-- Task details --
Leave the pictures out and repeat the rest of the data below exactly.

Segment Start: Supplied data

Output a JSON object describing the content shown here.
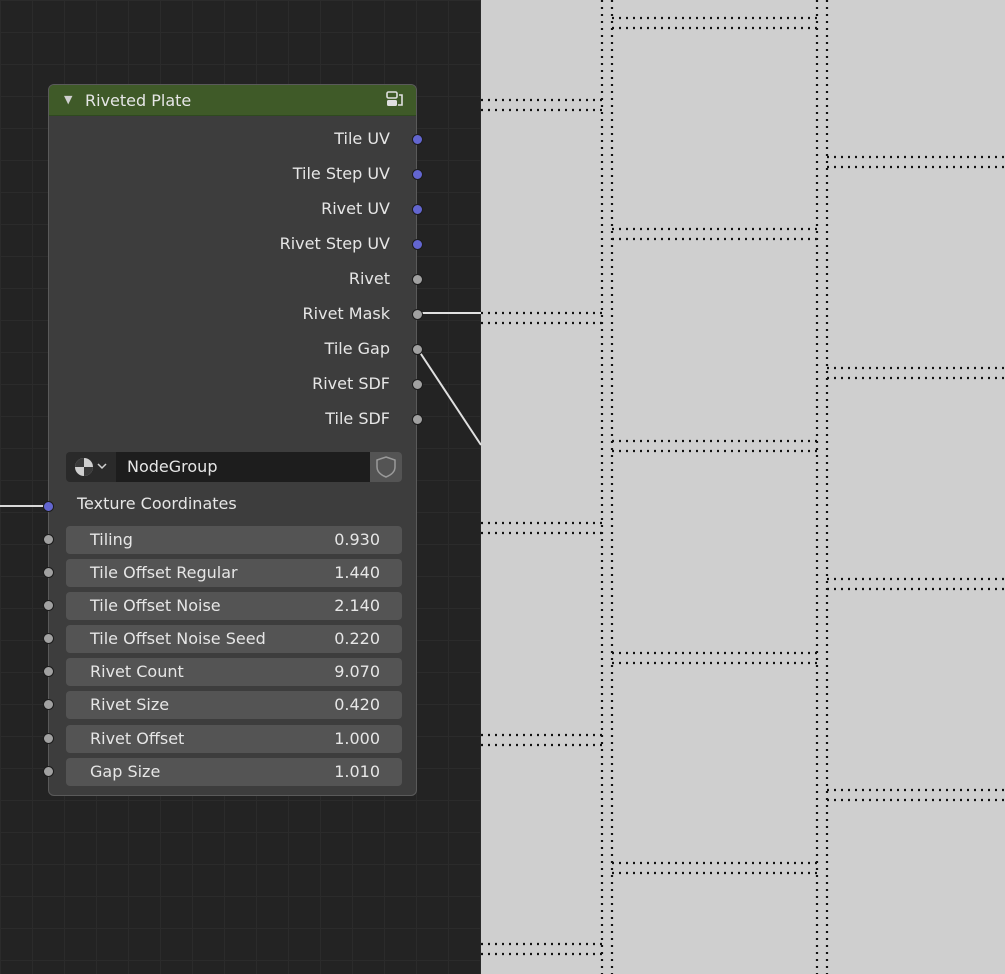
{
  "node": {
    "title": "Riveted Plate",
    "header_color": "#3f5a28",
    "collapse_icon": "triangle-down-icon",
    "group_icon": "node-group-icon",
    "outputs": [
      {
        "label": "Tile UV",
        "socket": "vector"
      },
      {
        "label": "Tile Step UV",
        "socket": "vector"
      },
      {
        "label": "Rivet UV",
        "socket": "vector"
      },
      {
        "label": "Rivet Step UV",
        "socket": "vector"
      },
      {
        "label": "Rivet",
        "socket": "float"
      },
      {
        "label": "Rivet Mask",
        "socket": "float"
      },
      {
        "label": "Tile Gap",
        "socket": "float"
      },
      {
        "label": "Rivet SDF",
        "socket": "float"
      },
      {
        "label": "Tile SDF",
        "socket": "float"
      }
    ],
    "datablock": {
      "type_icon": "node-tree-icon",
      "name": "NodeGroup",
      "fake_user_icon": "shield-icon"
    },
    "texture_coordinates_label": "Texture Coordinates",
    "inputs": [
      {
        "label": "Tiling",
        "value": "0.930"
      },
      {
        "label": "Tile Offset Regular",
        "value": "1.440"
      },
      {
        "label": "Tile Offset Noise",
        "value": "2.140"
      },
      {
        "label": "Tile Offset Noise Seed",
        "value": "0.220"
      },
      {
        "label": "Rivet Count",
        "value": "9.070"
      },
      {
        "label": "Rivet Size",
        "value": "0.420"
      },
      {
        "label": "Rivet Offset",
        "value": "1.000"
      },
      {
        "label": "Gap Size",
        "value": "1.010"
      }
    ]
  },
  "colors": {
    "vector_socket": "#6366d0",
    "float_socket": "#a1a1a1",
    "preview_background": "#cfcfcf"
  }
}
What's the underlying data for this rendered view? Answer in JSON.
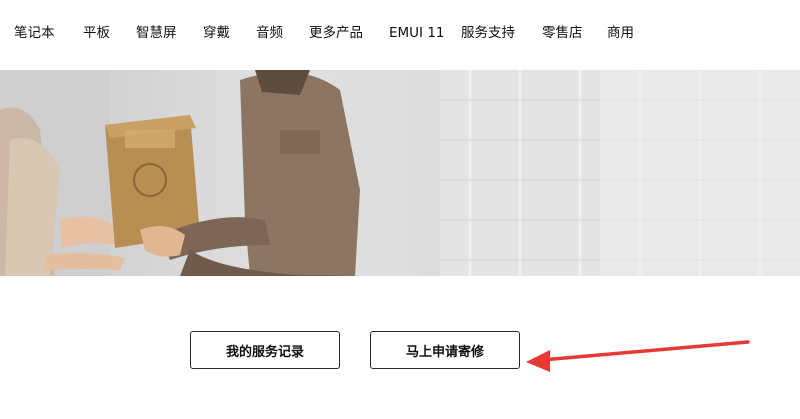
{
  "nav": {
    "items": [
      {
        "label": "笔记本"
      },
      {
        "label": "平板"
      },
      {
        "label": "智慧屏"
      },
      {
        "label": "穿戴"
      },
      {
        "label": "音频"
      },
      {
        "label": "更多产品"
      },
      {
        "label": "EMUI 11"
      },
      {
        "label": "服务支持"
      },
      {
        "label": "零售店"
      },
      {
        "label": "商用"
      }
    ]
  },
  "hero": {
    "image": "courier-handing-package-photo"
  },
  "actions": {
    "service_records_label": "我的服务记录",
    "mail_repair_label": "马上申请寄修"
  },
  "annotation": {
    "arrow_color": "#e53935"
  }
}
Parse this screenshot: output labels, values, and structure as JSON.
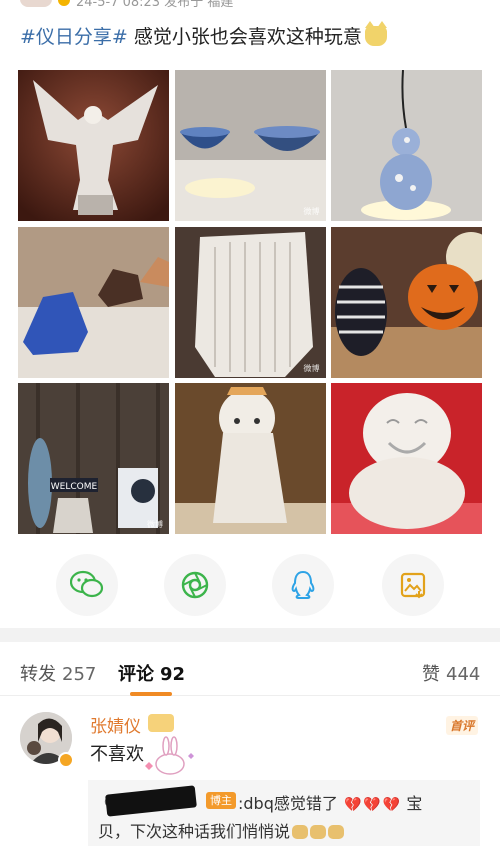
{
  "post": {
    "meta": "24-5-7 08:23  发布于 福建",
    "hashtag": "#仪日分享#",
    "text": " 感觉小张也会喜欢这种玩意",
    "emoji": "doge-icon"
  },
  "share": {
    "buttons": [
      "wechat-icon",
      "moments-icon",
      "qq-icon",
      "save-image-icon"
    ]
  },
  "tabs": {
    "repost_label": "转发",
    "repost_count": "257",
    "comment_label": "评论",
    "comment_count": "92",
    "like_label": "赞",
    "like_count": "444"
  },
  "comment": {
    "name": "张婧仪",
    "first_badge": "首评",
    "body": "不喜欢",
    "reply": {
      "host_badge": "博主",
      "line1": ":dbq感觉错了",
      "line1_tail": "宝",
      "line2": "贝，下次这种话我们悄悄说"
    }
  },
  "colors": {
    "accent": "#f08a24",
    "hashtag": "#3b6ea8",
    "name": "#e07a2f"
  }
}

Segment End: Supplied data

-- Answer to the problem --
Output a JSON object describing the content shown here.
{
  "node": {
    "title": "Riveted Plate",
    "header_color": "#3f5a28",
    "collapse_icon": "triangle-down-icon",
    "group_icon": "node-group-icon",
    "outputs": [
      {
        "label": "Tile UV",
        "socket": "vector"
      },
      {
        "label": "Tile Step UV",
        "socket": "vector"
      },
      {
        "label": "Rivet UV",
        "socket": "vector"
      },
      {
        "label": "Rivet Step UV",
        "socket": "vector"
      },
      {
        "label": "Rivet",
        "socket": "float"
      },
      {
        "label": "Rivet Mask",
        "socket": "float"
      },
      {
        "label": "Tile Gap",
        "socket": "float"
      },
      {
        "label": "Rivet SDF",
        "socket": "float"
      },
      {
        "label": "Tile SDF",
        "socket": "float"
      }
    ],
    "datablock": {
      "type_icon": "node-tree-icon",
      "name": "NodeGroup",
      "fake_user_icon": "shield-icon"
    },
    "texture_coordinates_label": "Texture Coordinates",
    "inputs": [
      {
        "label": "Tiling",
        "value": "0.930"
      },
      {
        "label": "Tile Offset Regular",
        "value": "1.440"
      },
      {
        "label": "Tile Offset Noise",
        "value": "2.140"
      },
      {
        "label": "Tile Offset Noise Seed",
        "value": "0.220"
      },
      {
        "label": "Rivet Count",
        "value": "9.070"
      },
      {
        "label": "Rivet Size",
        "value": "0.420"
      },
      {
        "label": "Rivet Offset",
        "value": "1.000"
      },
      {
        "label": "Gap Size",
        "value": "1.010"
      }
    ]
  },
  "colors": {
    "vector_socket": "#6366d0",
    "float_socket": "#a1a1a1",
    "preview_background": "#cfcfcf"
  }
}
What's the underlying data for this rendered view? Answer in JSON.
{
  "nav": {
    "items": [
      {
        "label": "笔记本"
      },
      {
        "label": "平板"
      },
      {
        "label": "智慧屏"
      },
      {
        "label": "穿戴"
      },
      {
        "label": "音频"
      },
      {
        "label": "更多产品"
      },
      {
        "label": "EMUI 11"
      },
      {
        "label": "服务支持"
      },
      {
        "label": "零售店"
      },
      {
        "label": "商用"
      }
    ]
  },
  "hero": {
    "image": "courier-handing-package-photo"
  },
  "actions": {
    "service_records_label": "我的服务记录",
    "mail_repair_label": "马上申请寄修"
  },
  "annotation": {
    "arrow_color": "#e53935"
  }
}
Parse this screenshot: output labels, values, and structure as JSON.
{
  "post": {
    "meta": "24-5-7 08:23  发布于 福建",
    "hashtag": "#仪日分享#",
    "text": " 感觉小张也会喜欢这种玩意",
    "emoji": "doge-icon"
  },
  "share": {
    "buttons": [
      "wechat-icon",
      "moments-icon",
      "qq-icon",
      "save-image-icon"
    ]
  },
  "tabs": {
    "repost_label": "转发",
    "repost_count": "257",
    "comment_label": "评论",
    "comment_count": "92",
    "like_label": "赞",
    "like_count": "444"
  },
  "comment": {
    "name": "张婧仪",
    "first_badge": "首评",
    "body": "不喜欢",
    "reply": {
      "host_badge": "博主",
      "line1": ":dbq感觉错了",
      "line1_tail": "宝",
      "line2": "贝，下次这种话我们悄悄说"
    }
  },
  "colors": {
    "accent": "#f08a24",
    "hashtag": "#3b6ea8",
    "name": "#e07a2f"
  }
}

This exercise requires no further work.